--- ABOUT THIS TASK ---
Scan the entries that follow and copy out every line containing "subject".

--- DATA RECORDS ---
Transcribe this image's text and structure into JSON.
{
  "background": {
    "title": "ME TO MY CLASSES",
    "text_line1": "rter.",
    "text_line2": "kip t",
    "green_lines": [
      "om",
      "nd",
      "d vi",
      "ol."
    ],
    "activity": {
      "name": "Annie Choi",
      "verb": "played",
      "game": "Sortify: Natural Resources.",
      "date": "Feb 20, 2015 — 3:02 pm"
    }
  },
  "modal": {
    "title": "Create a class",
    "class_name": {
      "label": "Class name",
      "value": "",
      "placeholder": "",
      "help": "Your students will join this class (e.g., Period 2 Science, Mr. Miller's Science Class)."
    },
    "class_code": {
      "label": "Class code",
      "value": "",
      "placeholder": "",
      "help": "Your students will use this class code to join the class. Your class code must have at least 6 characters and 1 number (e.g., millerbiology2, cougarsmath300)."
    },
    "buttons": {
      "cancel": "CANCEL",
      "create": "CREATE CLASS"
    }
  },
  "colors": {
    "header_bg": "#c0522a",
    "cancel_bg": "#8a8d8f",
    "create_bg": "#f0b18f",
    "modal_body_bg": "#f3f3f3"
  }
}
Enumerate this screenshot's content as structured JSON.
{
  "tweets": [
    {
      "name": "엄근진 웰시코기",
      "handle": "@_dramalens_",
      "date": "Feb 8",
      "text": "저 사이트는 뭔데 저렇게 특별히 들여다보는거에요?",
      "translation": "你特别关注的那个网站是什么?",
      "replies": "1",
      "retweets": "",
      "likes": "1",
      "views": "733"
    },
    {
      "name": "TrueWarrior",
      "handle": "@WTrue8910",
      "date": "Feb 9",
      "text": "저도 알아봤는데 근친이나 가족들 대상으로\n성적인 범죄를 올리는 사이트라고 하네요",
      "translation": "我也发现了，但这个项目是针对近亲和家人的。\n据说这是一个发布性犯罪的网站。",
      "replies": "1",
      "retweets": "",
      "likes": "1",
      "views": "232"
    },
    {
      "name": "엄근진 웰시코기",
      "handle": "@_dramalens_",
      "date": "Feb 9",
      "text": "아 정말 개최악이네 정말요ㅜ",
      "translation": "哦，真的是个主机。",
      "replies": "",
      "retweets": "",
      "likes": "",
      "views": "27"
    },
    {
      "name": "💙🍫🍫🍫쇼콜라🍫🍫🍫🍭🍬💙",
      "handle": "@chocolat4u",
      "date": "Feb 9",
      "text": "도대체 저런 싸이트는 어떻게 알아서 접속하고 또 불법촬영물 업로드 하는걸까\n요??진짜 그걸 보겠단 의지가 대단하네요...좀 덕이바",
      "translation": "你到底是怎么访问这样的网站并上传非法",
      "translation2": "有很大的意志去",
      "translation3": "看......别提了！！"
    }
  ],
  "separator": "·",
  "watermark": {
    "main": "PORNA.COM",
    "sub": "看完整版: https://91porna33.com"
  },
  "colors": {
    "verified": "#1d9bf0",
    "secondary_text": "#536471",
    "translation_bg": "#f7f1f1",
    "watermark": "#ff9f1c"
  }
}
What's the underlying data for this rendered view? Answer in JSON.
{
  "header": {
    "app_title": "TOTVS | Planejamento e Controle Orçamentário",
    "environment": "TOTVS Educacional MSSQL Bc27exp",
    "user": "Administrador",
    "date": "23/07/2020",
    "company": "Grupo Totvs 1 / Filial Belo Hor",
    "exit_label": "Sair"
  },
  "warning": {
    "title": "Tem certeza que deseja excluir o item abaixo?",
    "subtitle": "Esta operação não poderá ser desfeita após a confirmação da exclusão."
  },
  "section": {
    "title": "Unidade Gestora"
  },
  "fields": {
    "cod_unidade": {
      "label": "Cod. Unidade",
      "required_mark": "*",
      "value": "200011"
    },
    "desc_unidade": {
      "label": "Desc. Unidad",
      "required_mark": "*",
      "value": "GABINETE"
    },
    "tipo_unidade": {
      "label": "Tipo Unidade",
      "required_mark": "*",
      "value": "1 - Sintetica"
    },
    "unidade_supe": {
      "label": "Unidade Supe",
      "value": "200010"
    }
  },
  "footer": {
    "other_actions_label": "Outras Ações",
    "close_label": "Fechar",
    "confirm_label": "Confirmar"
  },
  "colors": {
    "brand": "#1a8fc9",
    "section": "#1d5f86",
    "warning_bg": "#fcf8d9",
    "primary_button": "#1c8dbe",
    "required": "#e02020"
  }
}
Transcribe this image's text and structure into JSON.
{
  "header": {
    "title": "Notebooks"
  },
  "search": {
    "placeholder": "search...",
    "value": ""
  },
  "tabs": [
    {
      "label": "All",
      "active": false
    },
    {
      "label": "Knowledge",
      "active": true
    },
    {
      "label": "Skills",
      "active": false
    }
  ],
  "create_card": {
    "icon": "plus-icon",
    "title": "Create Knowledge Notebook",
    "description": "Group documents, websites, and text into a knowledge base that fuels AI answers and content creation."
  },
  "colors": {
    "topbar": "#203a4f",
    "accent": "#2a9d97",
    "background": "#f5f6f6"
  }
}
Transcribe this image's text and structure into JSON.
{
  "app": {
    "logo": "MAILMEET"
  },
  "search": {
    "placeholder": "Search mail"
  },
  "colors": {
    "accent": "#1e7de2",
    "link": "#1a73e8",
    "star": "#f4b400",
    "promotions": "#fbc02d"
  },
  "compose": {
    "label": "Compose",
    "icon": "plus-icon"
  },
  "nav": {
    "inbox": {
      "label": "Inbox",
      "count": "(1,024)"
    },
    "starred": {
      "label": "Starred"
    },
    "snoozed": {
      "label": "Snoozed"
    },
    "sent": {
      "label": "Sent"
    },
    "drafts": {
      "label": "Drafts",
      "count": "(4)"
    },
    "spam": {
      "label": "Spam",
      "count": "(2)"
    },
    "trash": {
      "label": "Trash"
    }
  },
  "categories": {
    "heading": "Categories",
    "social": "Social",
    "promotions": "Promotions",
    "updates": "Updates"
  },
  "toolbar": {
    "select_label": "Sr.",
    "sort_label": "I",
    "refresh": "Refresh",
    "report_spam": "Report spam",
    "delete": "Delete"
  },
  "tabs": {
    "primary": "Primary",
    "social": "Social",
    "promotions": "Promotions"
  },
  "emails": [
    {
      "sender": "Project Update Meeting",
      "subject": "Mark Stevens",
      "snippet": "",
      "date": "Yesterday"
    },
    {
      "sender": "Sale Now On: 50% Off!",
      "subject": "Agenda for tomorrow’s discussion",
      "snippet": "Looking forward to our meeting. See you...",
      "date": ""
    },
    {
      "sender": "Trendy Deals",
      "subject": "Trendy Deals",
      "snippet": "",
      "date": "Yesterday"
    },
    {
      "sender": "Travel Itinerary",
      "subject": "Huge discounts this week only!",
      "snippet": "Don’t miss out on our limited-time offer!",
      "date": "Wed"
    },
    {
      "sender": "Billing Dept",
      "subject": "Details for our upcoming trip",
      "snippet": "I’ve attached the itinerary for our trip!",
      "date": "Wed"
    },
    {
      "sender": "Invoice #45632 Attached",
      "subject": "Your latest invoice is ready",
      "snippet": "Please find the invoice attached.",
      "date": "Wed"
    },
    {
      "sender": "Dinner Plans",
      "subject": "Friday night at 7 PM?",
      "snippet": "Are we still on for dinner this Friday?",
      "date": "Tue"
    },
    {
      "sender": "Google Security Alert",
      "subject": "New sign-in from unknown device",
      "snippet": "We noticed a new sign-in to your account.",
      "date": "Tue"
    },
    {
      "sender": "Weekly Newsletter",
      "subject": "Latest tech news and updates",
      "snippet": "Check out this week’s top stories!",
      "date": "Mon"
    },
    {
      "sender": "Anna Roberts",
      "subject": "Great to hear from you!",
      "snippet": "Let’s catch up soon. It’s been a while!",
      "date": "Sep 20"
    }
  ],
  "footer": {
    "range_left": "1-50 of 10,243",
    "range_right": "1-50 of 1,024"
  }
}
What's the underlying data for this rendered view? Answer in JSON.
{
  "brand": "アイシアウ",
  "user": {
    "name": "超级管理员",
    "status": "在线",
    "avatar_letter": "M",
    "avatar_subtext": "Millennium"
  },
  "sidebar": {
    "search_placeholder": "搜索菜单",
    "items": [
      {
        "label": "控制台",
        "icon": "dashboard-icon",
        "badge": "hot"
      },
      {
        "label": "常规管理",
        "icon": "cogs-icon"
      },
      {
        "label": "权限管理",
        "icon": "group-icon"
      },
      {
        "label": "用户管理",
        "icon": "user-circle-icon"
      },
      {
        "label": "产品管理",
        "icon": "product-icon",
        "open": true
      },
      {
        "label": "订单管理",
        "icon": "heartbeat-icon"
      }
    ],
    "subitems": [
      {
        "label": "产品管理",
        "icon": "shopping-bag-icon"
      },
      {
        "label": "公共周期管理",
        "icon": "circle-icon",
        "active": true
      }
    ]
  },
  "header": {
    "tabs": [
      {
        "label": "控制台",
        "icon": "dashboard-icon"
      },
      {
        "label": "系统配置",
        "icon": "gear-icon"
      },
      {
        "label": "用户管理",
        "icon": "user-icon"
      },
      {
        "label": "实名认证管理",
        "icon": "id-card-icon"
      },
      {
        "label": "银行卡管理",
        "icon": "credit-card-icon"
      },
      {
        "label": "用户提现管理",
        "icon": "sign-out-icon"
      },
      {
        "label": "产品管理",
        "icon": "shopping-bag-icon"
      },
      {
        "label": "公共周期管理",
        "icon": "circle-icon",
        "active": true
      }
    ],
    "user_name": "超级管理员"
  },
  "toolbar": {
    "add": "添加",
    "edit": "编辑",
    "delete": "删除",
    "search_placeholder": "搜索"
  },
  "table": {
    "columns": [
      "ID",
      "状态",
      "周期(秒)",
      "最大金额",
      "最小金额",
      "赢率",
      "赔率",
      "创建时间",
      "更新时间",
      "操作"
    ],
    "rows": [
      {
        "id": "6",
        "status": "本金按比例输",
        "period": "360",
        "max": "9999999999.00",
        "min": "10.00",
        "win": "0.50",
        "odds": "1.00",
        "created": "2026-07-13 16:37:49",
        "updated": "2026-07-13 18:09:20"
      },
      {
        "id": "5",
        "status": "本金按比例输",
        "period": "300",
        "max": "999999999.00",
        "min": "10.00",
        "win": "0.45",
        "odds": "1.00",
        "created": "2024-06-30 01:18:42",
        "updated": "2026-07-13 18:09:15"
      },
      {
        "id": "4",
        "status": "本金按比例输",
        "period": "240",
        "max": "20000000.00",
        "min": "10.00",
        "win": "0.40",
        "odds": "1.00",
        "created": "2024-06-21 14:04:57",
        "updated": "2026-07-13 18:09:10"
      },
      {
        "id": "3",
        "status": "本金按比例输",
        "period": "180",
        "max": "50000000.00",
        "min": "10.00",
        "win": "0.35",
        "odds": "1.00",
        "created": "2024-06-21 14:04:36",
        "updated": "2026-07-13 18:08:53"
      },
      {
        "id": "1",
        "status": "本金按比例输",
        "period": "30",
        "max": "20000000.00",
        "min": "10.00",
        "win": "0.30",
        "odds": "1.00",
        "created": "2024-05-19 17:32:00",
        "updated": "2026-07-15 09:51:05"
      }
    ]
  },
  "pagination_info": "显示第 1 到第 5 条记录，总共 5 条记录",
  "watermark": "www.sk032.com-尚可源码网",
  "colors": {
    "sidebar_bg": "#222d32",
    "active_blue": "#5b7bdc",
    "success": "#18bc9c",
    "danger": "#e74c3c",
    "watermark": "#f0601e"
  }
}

--- EXERCISE ANSWER ---
      "subject": "Mark Stevens",
      "subject": "Agenda for tomorrow’s discussion",
      "subject": "Trendy Deals",
      "subject": "Huge discounts this week only!",
      "subject": "Details for our upcoming trip",
      "subject": "Your latest invoice is ready",
      "subject": "Friday night at 7 PM?",
      "subject": "New sign-in from unknown device",
      "subject": "Latest tech news and updates",
      "subject": "Great to hear from you!",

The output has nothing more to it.